13 March 2019
The implementation of the GDPR has resulted in strengthening of data protection legislation and the rights of individuals in terms of how personal data is processed.
What impact might this have for the way individual officers are investigated for alleged misconduct breaches and for officers who have items containing personal data seized or retained?
Criminal investigations can give rise to specific powers, such as covert surveillance and seizure of personal property, which are not available to those investigating misconduct offences.
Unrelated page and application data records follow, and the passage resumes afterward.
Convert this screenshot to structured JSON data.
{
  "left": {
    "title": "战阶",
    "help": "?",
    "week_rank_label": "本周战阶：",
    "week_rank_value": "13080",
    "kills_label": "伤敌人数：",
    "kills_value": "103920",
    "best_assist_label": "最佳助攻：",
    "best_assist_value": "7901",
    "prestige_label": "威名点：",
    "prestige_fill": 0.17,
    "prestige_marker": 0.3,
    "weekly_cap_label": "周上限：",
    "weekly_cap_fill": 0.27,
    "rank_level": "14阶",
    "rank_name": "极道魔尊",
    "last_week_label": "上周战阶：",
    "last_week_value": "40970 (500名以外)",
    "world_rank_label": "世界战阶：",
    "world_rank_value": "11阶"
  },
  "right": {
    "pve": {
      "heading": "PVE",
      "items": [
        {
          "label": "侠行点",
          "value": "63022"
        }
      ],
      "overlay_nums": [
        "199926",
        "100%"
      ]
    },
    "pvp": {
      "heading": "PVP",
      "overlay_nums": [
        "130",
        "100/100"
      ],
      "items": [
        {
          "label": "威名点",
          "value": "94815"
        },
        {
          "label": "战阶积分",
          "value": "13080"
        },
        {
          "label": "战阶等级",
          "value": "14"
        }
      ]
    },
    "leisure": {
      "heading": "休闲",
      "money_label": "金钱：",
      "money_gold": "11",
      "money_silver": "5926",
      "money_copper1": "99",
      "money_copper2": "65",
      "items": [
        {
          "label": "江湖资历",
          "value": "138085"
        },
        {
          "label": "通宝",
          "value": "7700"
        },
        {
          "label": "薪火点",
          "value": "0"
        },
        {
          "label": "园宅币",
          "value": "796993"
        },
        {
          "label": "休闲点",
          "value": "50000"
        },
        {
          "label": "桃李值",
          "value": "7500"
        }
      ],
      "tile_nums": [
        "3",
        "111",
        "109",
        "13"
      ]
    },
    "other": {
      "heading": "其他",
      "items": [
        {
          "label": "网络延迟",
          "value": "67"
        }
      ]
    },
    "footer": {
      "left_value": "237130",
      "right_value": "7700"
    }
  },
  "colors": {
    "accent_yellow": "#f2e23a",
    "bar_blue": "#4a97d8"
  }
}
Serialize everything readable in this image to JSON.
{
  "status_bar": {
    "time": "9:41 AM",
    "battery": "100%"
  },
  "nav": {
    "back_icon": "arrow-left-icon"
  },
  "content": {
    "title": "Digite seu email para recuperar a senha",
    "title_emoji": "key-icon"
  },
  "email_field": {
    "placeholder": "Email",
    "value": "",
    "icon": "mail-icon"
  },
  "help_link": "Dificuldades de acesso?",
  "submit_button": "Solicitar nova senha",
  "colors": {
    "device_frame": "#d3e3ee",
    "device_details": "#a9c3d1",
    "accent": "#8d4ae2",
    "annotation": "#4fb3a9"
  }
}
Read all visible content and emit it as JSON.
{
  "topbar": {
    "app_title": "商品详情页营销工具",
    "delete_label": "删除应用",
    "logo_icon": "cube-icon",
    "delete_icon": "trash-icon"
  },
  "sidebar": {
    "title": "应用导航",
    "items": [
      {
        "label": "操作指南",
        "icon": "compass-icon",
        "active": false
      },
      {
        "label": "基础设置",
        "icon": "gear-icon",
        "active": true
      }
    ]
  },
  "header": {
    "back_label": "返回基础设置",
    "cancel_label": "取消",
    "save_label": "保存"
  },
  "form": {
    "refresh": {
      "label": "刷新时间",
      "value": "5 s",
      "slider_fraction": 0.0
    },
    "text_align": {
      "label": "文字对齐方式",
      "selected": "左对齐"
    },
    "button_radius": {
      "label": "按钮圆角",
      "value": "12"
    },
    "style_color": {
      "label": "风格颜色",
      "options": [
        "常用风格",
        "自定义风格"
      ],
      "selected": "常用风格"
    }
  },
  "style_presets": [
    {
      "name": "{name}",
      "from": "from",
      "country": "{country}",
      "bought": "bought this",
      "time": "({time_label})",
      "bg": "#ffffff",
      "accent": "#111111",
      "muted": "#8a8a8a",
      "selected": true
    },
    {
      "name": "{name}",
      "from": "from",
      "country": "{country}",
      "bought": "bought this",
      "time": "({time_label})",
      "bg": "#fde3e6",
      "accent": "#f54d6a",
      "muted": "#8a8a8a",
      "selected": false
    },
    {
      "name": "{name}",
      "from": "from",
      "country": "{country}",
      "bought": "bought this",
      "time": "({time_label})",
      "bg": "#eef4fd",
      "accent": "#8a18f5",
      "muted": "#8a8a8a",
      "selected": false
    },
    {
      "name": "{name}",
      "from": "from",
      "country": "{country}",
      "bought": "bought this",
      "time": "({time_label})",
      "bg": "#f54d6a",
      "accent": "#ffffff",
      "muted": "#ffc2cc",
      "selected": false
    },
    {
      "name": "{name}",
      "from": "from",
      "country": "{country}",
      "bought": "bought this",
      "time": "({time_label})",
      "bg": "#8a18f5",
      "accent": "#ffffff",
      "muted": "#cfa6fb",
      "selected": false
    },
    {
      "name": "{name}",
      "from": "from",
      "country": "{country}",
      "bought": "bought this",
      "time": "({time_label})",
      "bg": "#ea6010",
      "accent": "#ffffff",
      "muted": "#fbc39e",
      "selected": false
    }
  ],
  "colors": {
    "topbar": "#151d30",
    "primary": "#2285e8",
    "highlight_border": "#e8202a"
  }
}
Federation representatives and misconduct lawyers should be alert to and challenge scenarios where a misconduct investigation is taking place under the pretence of a criminal enquiry.
Under the GDPR, personal data can only be collected for a specified and legitimate purpose and its collection must be limited to what’s necessary. Necessity and the ‘necessity test’ is one of the main threads running through the Information Commissioner’s Office (ICO) Guidance on the GDPR.
Breach of GDPR will not in itself give rise to the automatic exclusion of any evidence obtained or retained as a result, but may assist a legal argument on the point.
The GDPR give the ICO the power to impose administrative fines –up to €20 million or 4% of annual turnover, whichever is higher. Compensation for breaches can also be sought from the data controller. The potential penalties and risk to the outcome of an investigation should be a sharp reminder to PSD and IOPC investigators as to the inappropriateness of the so called ‘fishing trip’ mentality.
There will of course be cases where it will be appropriate to challenge the actions and intentions of investigators and it should always be remembered that the officer under investigation does not automatically lose their rights and protections in terms of personal data.
Please contact your police federation representative in the first instance if you require legal assistance for a misconduct matter.
Senior Associate in Criminal and Misconduct Law at Slater and Gordon